My name is Jacob Cathey and I am a baseball enthusiast. I love the game of baseball, let me repeat, THE GAME OF BASEBALL. I am not concerned with the MLB and who got traded to whom and who is leading the league in home runs and all the other stuff so-called baseball fans care about. I care about how the game has changed my life and how it can change so many others if only used as a tool for the players human development. I care about the ins and outs of the game itself, the subtleties that often go unnoticed except by those closest to it.
I am currently a math teacher and baseball coach in Lincoln, Nebraska. As a slip of the tongue, I often say I teach baseball but the more I say it, the more I like it. I am extremely logical and can make connections, sometimes to the amazement of myself, between the game and living the best way.

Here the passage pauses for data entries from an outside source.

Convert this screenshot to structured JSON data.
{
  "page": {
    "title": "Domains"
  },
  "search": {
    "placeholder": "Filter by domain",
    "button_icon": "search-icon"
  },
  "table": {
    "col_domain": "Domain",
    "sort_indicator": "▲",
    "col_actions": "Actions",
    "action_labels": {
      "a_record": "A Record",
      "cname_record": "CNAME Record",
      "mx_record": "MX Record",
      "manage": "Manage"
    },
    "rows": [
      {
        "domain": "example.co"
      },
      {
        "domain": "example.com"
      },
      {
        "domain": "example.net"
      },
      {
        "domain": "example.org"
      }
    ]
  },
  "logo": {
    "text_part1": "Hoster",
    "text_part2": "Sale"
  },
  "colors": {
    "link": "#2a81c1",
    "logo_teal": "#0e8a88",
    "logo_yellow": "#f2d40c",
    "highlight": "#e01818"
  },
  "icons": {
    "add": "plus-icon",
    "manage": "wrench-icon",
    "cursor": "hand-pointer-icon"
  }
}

My mathematical mind allows me to convey ideas about self-development and how your people can better themselves through the game of baseball.

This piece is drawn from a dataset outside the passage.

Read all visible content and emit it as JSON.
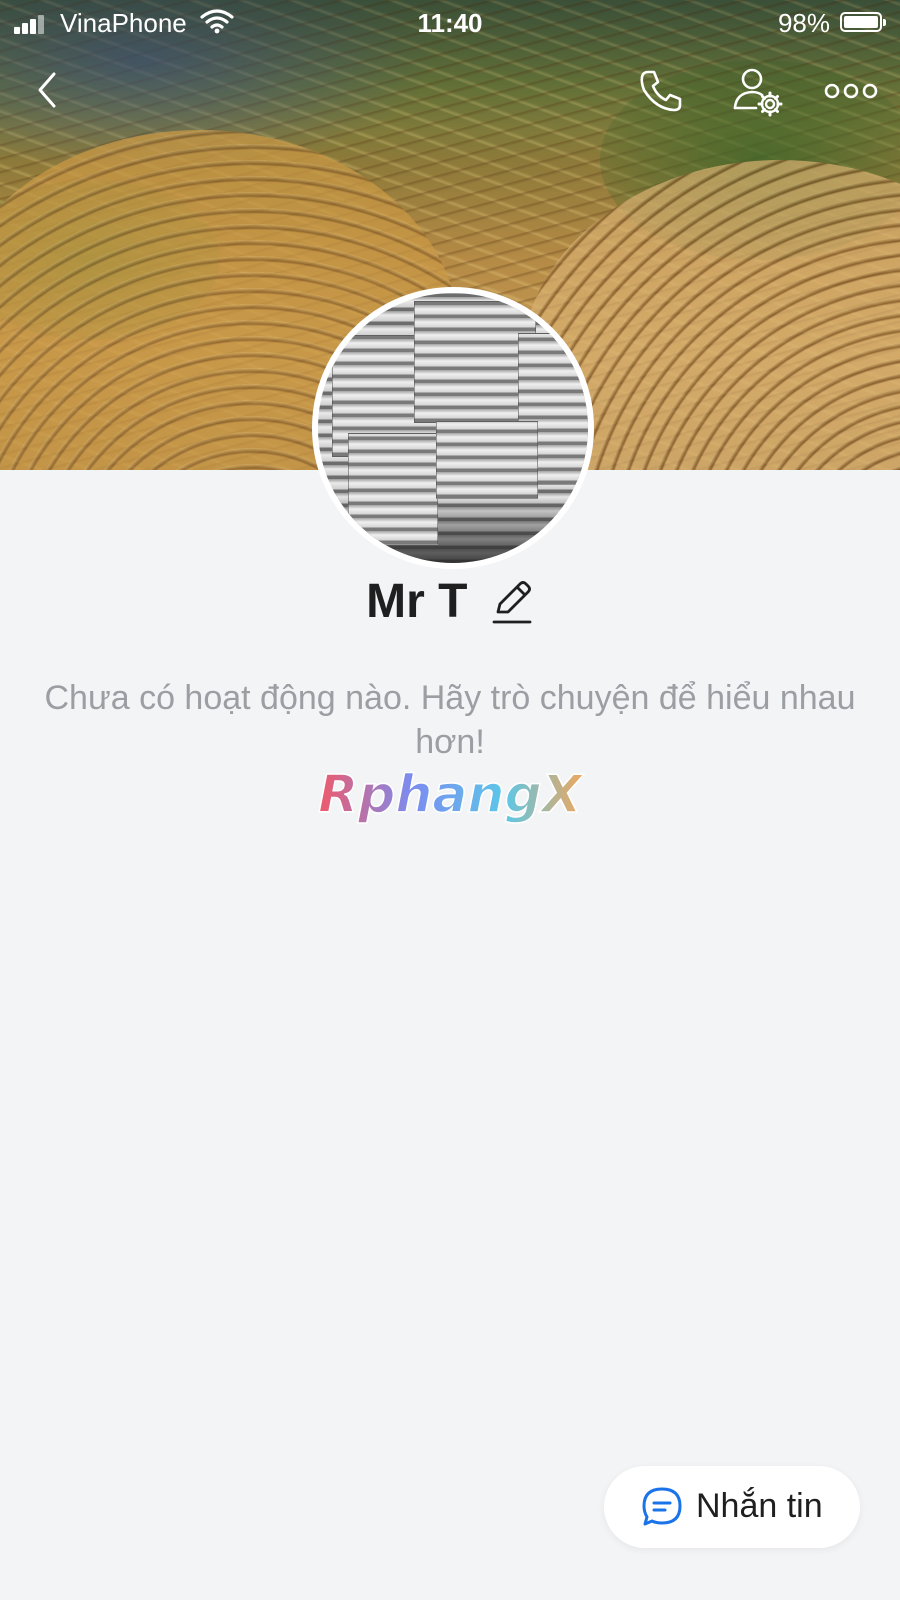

Baseball is a tool to be used, a tool to help develop young people into their greatest selves and become better citizens. As a teacher, I have seen many people heap loads of pressure onto teachers to be mentors and change the lives of troubled students. I believe coaches are being let off the hook. Coaches, too, can and should be mentors to their players.
I want my first blog post to contain my overarching message: Coaches should be more that just a practice leader and game winner. His (I know woman can coach as well but I will speak from my perspective, but the ideas put forth can be emulated in any sport, by any coach of any gender) responsibility is to lead his players through example. Every coach should have a set of standards for which he holds himself accountable and maintains those same standards for his players.
Be the coach you wish you had. Teach them the lessons of integrity through the atmosphere created within your program, at practice, games, anywhere. I often hear coaches yell at players for arguing with umpires, while the coach argues with the umpires; I often see coaches on their phones, then bark at a player for being on theirs. It’s time the expectations for coaches is raised. Being a winner does not make you a good coach, be a great mentor who leads by example and has a winning ball club as a side effect of doing the right things makes you a good coach. Great coaches take an interest in the player and their life as a whole, care about them as a person and help them set and achieve their goals, whether baseball related or not. A great baseball coach will be remembered forever.
Thanks for reading.